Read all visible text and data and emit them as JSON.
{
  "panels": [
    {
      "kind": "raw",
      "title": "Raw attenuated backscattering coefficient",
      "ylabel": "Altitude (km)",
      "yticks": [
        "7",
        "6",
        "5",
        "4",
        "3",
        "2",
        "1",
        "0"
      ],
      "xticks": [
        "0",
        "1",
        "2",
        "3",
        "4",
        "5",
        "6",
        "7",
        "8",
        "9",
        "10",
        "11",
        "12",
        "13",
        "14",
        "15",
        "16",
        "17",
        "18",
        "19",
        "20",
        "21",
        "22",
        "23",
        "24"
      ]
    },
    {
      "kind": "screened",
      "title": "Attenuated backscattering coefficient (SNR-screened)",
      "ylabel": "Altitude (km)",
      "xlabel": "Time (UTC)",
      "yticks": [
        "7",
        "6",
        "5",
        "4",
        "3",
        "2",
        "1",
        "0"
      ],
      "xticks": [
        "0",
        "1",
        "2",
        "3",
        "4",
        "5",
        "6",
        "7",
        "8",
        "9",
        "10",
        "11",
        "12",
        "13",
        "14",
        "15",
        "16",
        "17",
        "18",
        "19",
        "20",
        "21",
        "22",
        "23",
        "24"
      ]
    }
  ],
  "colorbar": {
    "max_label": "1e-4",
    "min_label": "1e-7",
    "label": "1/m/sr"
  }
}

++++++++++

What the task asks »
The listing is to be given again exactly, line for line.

Answer to the exercise »
Read all visible text and data and emit them as JSON.
{
  "panels": [
    {
      "kind": "raw",
      "title": "Raw attenuated backscattering coefficient",
      "ylabel": "Altitude (km)",
      "yticks": [
        "7",
        "6",
        "5",
        "4",
        "3",
        "2",
        "1",
        "0"
      ],
      "xticks": [
        "0",
        "1",
        "2",
        "3",
        "4",
        "5",
        "6",
        "7",
        "8",
        "9",
        "10",
        "11",
        "12",
        "13",
        "14",
        "15",
        "16",
        "17",
        "18",
        "19",
        "20",
        "21",
        "22",
        "23",
        "24"
      ]
    },
    {
      "kind": "screened",
      "title": "Attenuated backscattering coefficient (SNR-screened)",
      "ylabel": "Altitude (km)",
      "xlabel": "Time (UTC)",
      "yticks": [
        "7",
        "6",
        "5",
        "4",
        "3",
        "2",
        "1",
        "0"
      ],
      "xticks": [
        "0",
        "1",
        "2",
        "3",
        "4",
        "5",
        "6",
        "7",
        "8",
        "9",
        "10",
        "11",
        "12",
        "13",
        "14",
        "15",
        "16",
        "17",
        "18",
        "19",
        "20",
        "21",
        "22",
        "23",
        "24"
      ]
    }
  ],
  "colorbar": {
    "max_label": "1e-4",
    "min_label": "1e-7",
    "label": "1/m/sr"
  }
}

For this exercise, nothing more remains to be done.